Patient information for Helicobacter Test INFAI

Helicobacter Test INFAI® is a simple test your doctor can prescribe, to find out if you have an infection in your stomach which causes dyspepsia (indigestion) and ulcers. The test is not unpleasant or harmful in any way and will only take about 45 minutes to complete.

The test is one of a new kind available to your doctor and is called a breath test. All this means is that the samples your doctor will take are breath samples rather than blood or urine. You will be asked to drink only water for six hours before the test. The test may not work if you have taken antibiotics or some stomach medicines, so you will also be asked not to use these drugs for some time before the test.



Sampling of the baseline t0

  The test starts with the collection of the baseline breath samples. The patient breathes gently through the straw into both of the white-capped breath sample containers.

Administration of ¹³C-urea

  After drinking 200 ml of orange juice to delay gastric emptying, the test solution (75 mg ¹³C-urea dissolved in 30 ml water) is swallowed briskly.


Sampling of the 30 minute value t30

  0-min. Wert Half an hour after taking the test solution, the second breath samples are collected in the blue capped breath containers. Barcoded labels are provided to ensure security and confidentiality. INFAI or other qualified laboratories will analyse the samples of breath and report the presence or absence of Helicobacter pylori.

Evaluating the breath test


In the presence of an active Helicobacter pylori infection, the ¹³C-enriched urea is metabolised releasing ¹³C-enriched carbon dioxide, which is detectable in the samples of the patient's breath.


Analysis of breath samples

   The analysis is carried out using a dedicated Isotope Ratio Mass Spectrometer. The European Community has prescribed minimum specifications for the analytical methods to guarantee precise measurements and an accurate test result.

More detailed information

Doctors used to believe that very few germs could survive in the stomach because the acid which assists in the digestion of your food would kill them.
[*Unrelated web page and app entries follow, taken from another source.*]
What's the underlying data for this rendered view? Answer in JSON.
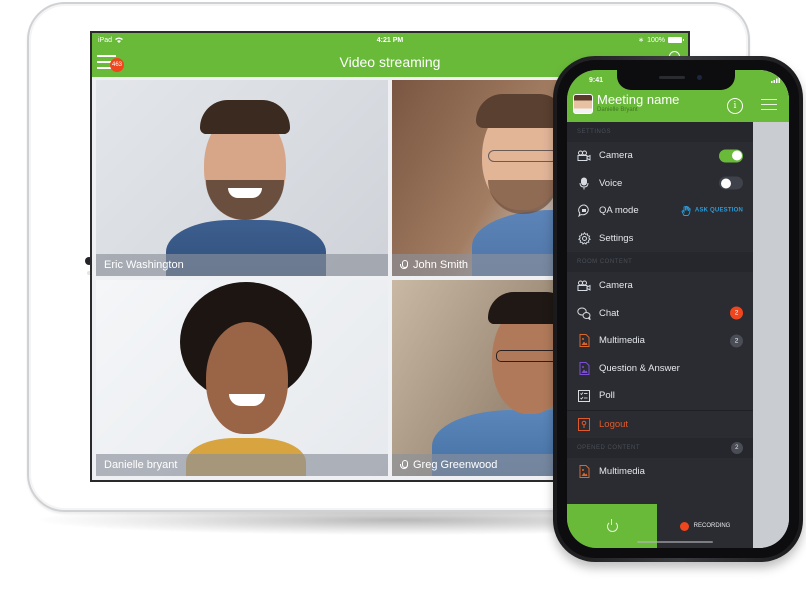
{
  "tablet": {
    "status_bar": {
      "carrier": "iPad",
      "time": "4:21 PM",
      "battery": "100%"
    },
    "header": {
      "title": "Video streaming",
      "notification_count": "463"
    },
    "participants": [
      {
        "name": "Eric Washington",
        "muted_icon": false
      },
      {
        "name": "John Smith",
        "muted_icon": true
      },
      {
        "name": "Danielle bryant",
        "muted_icon": false
      },
      {
        "name": "Greg Greenwood",
        "muted_icon": true
      }
    ]
  },
  "phone": {
    "status_bar": {
      "time": "9:41"
    },
    "header": {
      "meeting_name": "Meeting name",
      "user_name": "Danielle Bryant",
      "info_icon": "i"
    },
    "settings": {
      "label": "SETTINGS",
      "items": [
        {
          "label": "Camera",
          "icon": "camera-icon",
          "toggle": "on"
        },
        {
          "label": "Voice",
          "icon": "microphone-icon",
          "toggle": "off"
        },
        {
          "label": "QA mode",
          "icon": "chat-bubble-icon",
          "action": "ASK QUESTION"
        },
        {
          "label": "Settings",
          "icon": "gear-icon"
        }
      ]
    },
    "room_content": {
      "label": "ROOM CONTENT",
      "items": [
        {
          "label": "Camera",
          "icon": "camera-icon"
        },
        {
          "label": "Chat",
          "icon": "chat-icon",
          "badge": "2"
        },
        {
          "label": "Multimedia",
          "icon": "multimedia-icon",
          "badge": "2"
        },
        {
          "label": "Question & Answer",
          "icon": "qa-icon"
        },
        {
          "label": "Poll",
          "icon": "poll-icon"
        }
      ]
    },
    "logout": {
      "label": "Logout"
    },
    "opened_content": {
      "label": "OPENED CONTENT",
      "count": "2",
      "items": [
        {
          "label": "Multimedia",
          "icon": "multimedia-icon"
        }
      ]
    },
    "bottom_bar": {
      "recording_label": "RECORDING"
    },
    "colors": {
      "accent": "#6aba3a",
      "drawer": "#2a2c32",
      "alert": "#f0461e",
      "link": "#2c9ad8",
      "logout": "#e0592b",
      "multimedia": "#d9662a",
      "qa": "#7a4fd1"
    }
  }
}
In 1983 it was shown that a bacterium called Helicobacter pylori can not only live in the stomach but that it is almost always present in the stomachs of patients with ulcers. If you are infected, you probably swallowed some of the bacteria, maybe years ago, and it may only now be causing the symptoms you are experiencing. It may also be the mechanism the bacterium uses to survive in the stomach, which is causing your dyspepsia and will eventually produce an ulcer.

This same survival mechanism also allows us to detect Helicobacter using the breath test. Helicobacter is one of only a few bacteria able to rapidly break down urea, a substance normally present in the stomach, in large quantities. In the INFAI breath test you drink a small amount of urea with a non-radioactive (and therefore harmless) isotopic label. The carbon dioxide which is produced when the urea is broken down by Helicobacter is also labelled and when it is passed out of the body in your breath it can be easily detected using a scientific instrument called a mass spectrometer. If there is very little labelled carbon dioxide in your breath then you almost certainly are not infected and the test result is negative.